> This tool allows merging of (pure, noncompiled) Lua modules into a
> single collective file. [...] Mergelua also features a local override of
> the 'require' function to search the local moduletable first
> [...]
> There are probably a few things that might be tweaked:
>   + minifying of Lua code (removing comments, newlines, etc)
>   + support of bytecode-compiled chunks (unfortunately, I have yet to
> find out how to store the data)
>   + storing of .so / .dll files (same problem as above)

I believe it's preferred to utilize package.preload rather than
override require.  There are a number of utilities like this linked on
the bottom of [1], notably precompiler/preloader, Squish, and
extensions to luac.  Squish handles minifying and compiling byte code
prior to bundling.  Bundling .so/.dll's as well is something some have
also mentioned, like my recent post on the LuaRocks mailing list that
made a comparison to similar things that have been done in Perl PAR
and Java JAR [2].  Your best bet for loading the .so/.dll's from your
bundle is to extract and cache them to a temporary directory (I'm not
aware of it being trivial to do otherwise) and load them into memory
by adjusting package.cpath or calling package.loadlib directly.

I haven't fully analyzed the available solutions though.  My suspicion
has been that string.dump is not as general as it could be [3,4], but
that has been moot on LuaJit which didn't add string.dump support
until recently.  Personally, I just use some combination of scripts
that work for me but are not entirely general.  A real world test of
some bundling tool like this would be to take all the modules in a
distribution (e.g. LuaForWindows/LuaRocks/LuaDist-Batteries), which
are written by many different authors, bundle them into a single file
with your tool, and run all the tests on those packages in the bundle.

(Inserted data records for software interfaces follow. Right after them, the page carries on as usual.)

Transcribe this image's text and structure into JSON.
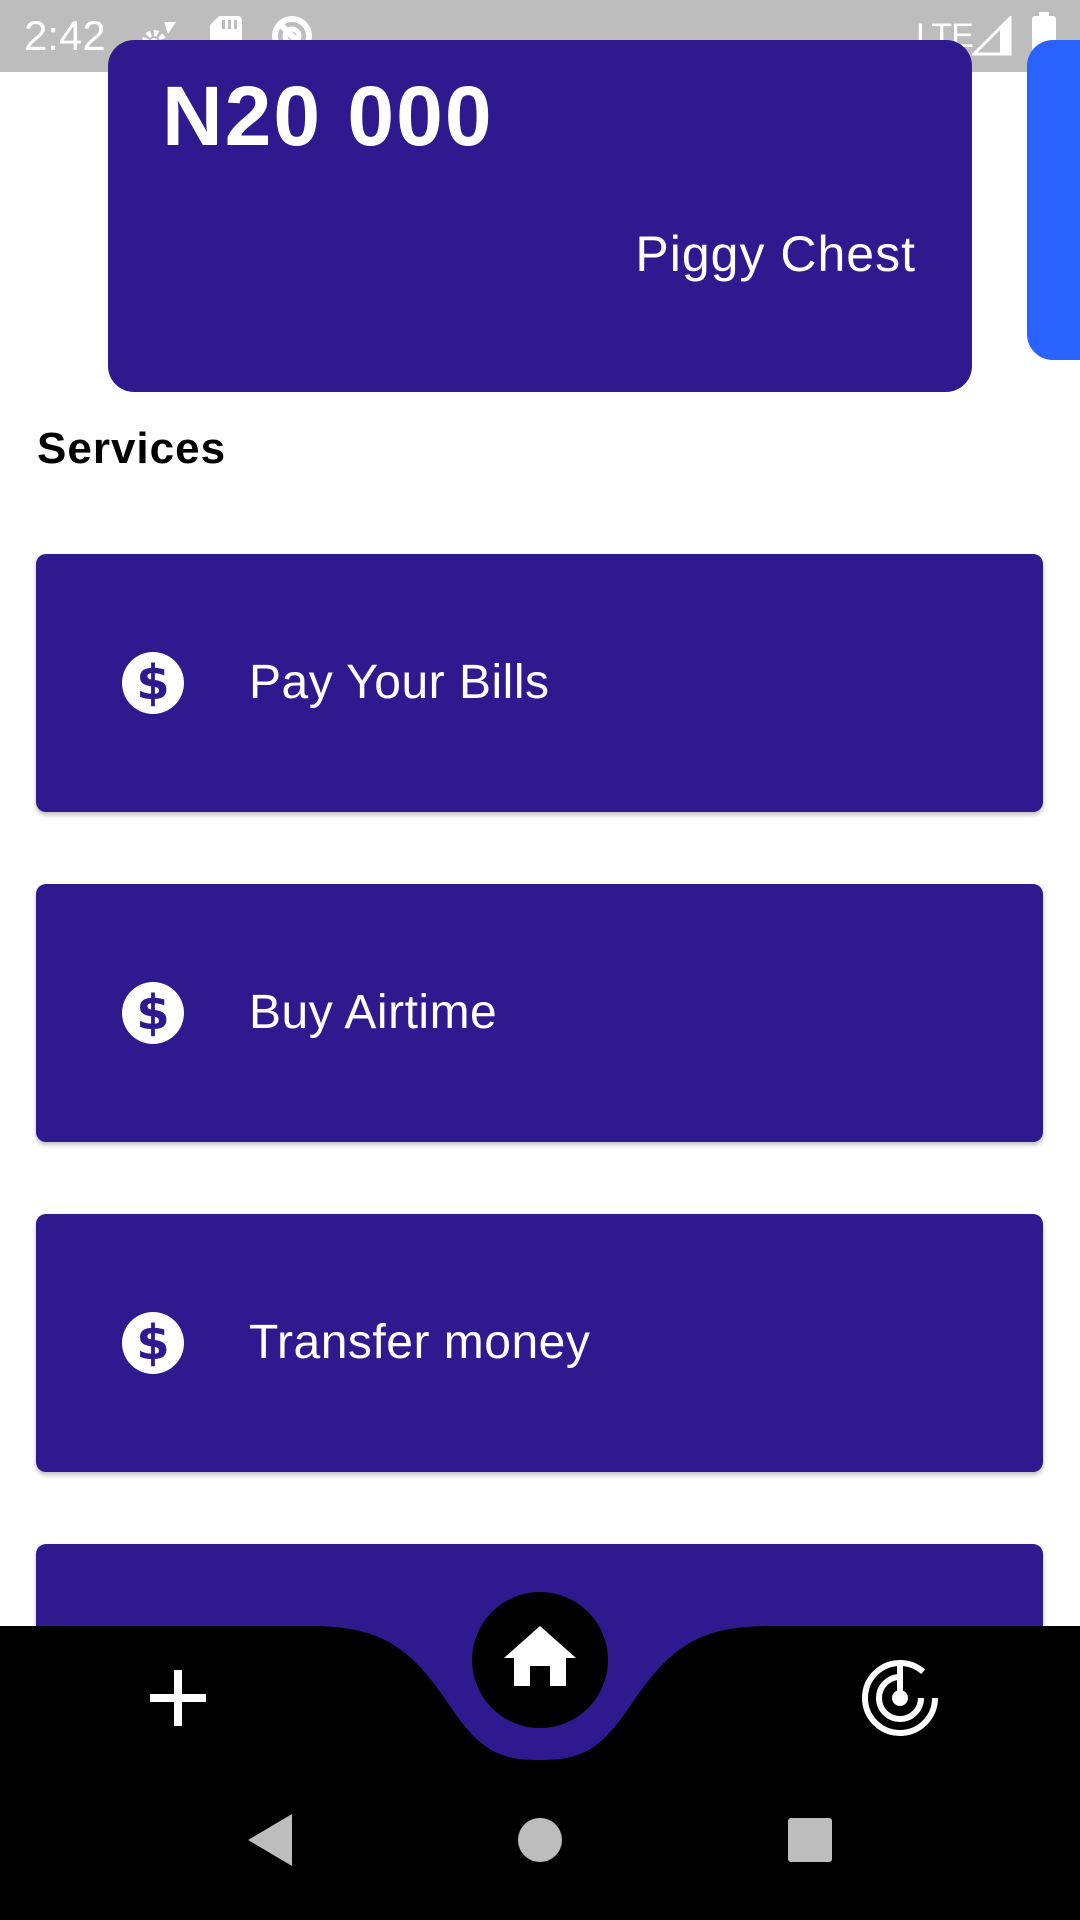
{
  "status_bar": {
    "time": "2:42",
    "network": "LTE",
    "icons": [
      "settings-icon",
      "sd-card-icon",
      "sync-disabled-icon",
      "signal-icon",
      "battery-icon"
    ]
  },
  "balance_cards": [
    {
      "amount": "N20 000",
      "name": "Piggy Chest",
      "color": "#2e1a8e"
    },
    {
      "color": "#2962ff"
    }
  ],
  "services": {
    "title": "Services",
    "items": [
      {
        "label": "Pay Your Bills",
        "icon": "dollar-icon"
      },
      {
        "label": "Buy Airtime",
        "icon": "dollar-icon"
      },
      {
        "label": "Transfer money",
        "icon": "dollar-icon"
      },
      {
        "label": "",
        "icon": ""
      }
    ],
    "card_color": "#2e1a8e"
  },
  "bottom_nav": {
    "items": [
      "add-icon",
      "home-icon",
      "radar-icon"
    ],
    "active": "home-icon"
  },
  "system_nav": [
    "back-icon",
    "home-circle-icon",
    "recents-icon"
  ]
}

I don't see how Lua 5.2-beta's treatment of module negatively weighs
into bundling.  A fundamental part of modularity indeed is
composability, and elimination of side-effects and obscure corner
cases in the module loader function (e.g. even making it pure [5])
furthers that goal.